My sympathies are more with Ofsted than the PAC after the publication today of their Report by the Public Accounts Committee. https://publications.parliament.uk/pa/cm201719/cmselect/cmpubacc/1029/102902.htm
It is disappointing that so few PAC members were able to attend for both the two witness sessions and the subsequent approval of the draft report. How can anyone that didn’t attend the witness session really be expected to vote on the report, especially one so critical?
What really matters, and both the National Audit Office that reports to the Public Accounts Committee and the Committee itself should now focus upon, is how are critical reports from Ofsted are acted upon. There are widely different outcomes, even across the government controlled academy and free school sector, with Regional School Commissioners acting promptly on Ofsted reports in some cases and doing nothing in public in other cases.
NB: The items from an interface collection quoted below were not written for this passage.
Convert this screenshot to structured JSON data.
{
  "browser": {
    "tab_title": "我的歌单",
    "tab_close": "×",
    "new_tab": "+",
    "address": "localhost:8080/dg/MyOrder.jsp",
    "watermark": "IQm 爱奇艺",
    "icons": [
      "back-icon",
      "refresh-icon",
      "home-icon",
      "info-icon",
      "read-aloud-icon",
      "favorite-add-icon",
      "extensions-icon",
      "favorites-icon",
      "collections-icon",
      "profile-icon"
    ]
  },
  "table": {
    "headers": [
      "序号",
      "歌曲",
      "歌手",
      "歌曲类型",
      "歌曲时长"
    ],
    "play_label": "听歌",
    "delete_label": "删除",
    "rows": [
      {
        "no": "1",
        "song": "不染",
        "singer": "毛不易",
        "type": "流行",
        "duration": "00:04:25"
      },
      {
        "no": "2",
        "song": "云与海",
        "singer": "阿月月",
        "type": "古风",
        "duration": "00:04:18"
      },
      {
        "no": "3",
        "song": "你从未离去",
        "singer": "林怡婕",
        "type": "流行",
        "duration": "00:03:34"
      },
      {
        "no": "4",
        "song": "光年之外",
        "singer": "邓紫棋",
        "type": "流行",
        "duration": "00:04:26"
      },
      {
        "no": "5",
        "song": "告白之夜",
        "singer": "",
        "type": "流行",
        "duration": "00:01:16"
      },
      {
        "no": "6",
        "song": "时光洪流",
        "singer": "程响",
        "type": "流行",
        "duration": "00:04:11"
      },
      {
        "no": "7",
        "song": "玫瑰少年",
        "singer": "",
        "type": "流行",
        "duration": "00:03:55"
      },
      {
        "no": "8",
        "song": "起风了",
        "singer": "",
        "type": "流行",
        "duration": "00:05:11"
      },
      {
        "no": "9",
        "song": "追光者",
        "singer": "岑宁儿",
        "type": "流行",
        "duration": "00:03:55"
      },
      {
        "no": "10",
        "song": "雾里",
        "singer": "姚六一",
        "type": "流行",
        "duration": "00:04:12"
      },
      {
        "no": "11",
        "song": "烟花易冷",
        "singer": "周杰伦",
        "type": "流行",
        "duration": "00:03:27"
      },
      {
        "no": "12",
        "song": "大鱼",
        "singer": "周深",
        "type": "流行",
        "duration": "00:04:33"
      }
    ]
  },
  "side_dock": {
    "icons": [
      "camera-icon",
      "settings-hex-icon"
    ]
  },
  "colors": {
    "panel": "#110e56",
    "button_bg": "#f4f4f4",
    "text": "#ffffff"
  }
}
Even the Secretary of State’s speech in May, promising prompt action, doesn’t seem to have changed the landscape very much, if at all.
Ofsted surely isn’t perfect, but it has had budget cuts far greater than most schools have suffered and seen the local inspection and advisory services that used to provide important intelligence almost completely wiped out across large swathes of the country.
Layla Moran MP, the Lib Dem on the PAC and an opponent of Ofsted since her election to parliament in 2017 has said today that:
… the problems with Ofsted are not just operational. Ofsted’s judgements lack reliability and validity. Their inspections heap pressure on to teachers that far outweighs any benefits they provide.
“Rather than focusing narrowly on results, our education system should value long-term success and the wellbeing of our children and teachers.
“That’s why the Liberal Democrats would abolish Ofsted and replace it with a new system for school inspections which would take into account pupil and parent feedback and teacher workload. We must work with struggling schools to help them improve, rather than simply writing them off.”
Writing schools off after an inspection isn’t the fault of Ofsted, although they could be more forceful in some follow up monitoring visits, by laying the blame on other agencies for not intervening appropriately. The system needs to help schools improve, not just the inspection service. That is why a continued monitoring of schools and action, where necessary at a local level, is important. Since that isn’t possible under the present funding regime, this looks a bit like the PAC trying to shoot the messenger.
Are parents and students not listened to in the course of Ofsted inspections? I frequently read comments inspectors have included from parents and indeed pupils about issue such as bullying and behaviour. No doubt more could be done to increase feedback from just a minority, but as evidence it also needs evaluating against other data and observations.
The issue of teacher workload and an objective measure of whether or not a school is using its staffing resources wisely should be part of the on-going monitoring of schools at a system level. Here Ofsted is still hampered in respect of academy trusts and the oversight of other groups of schools.
We do need a system that is more quality assurance than quality control, but above all we need to ensure enough properly trained and qualified teachers for each and every school, otherwise any inspection regime will always continue to uncover under-performing schools.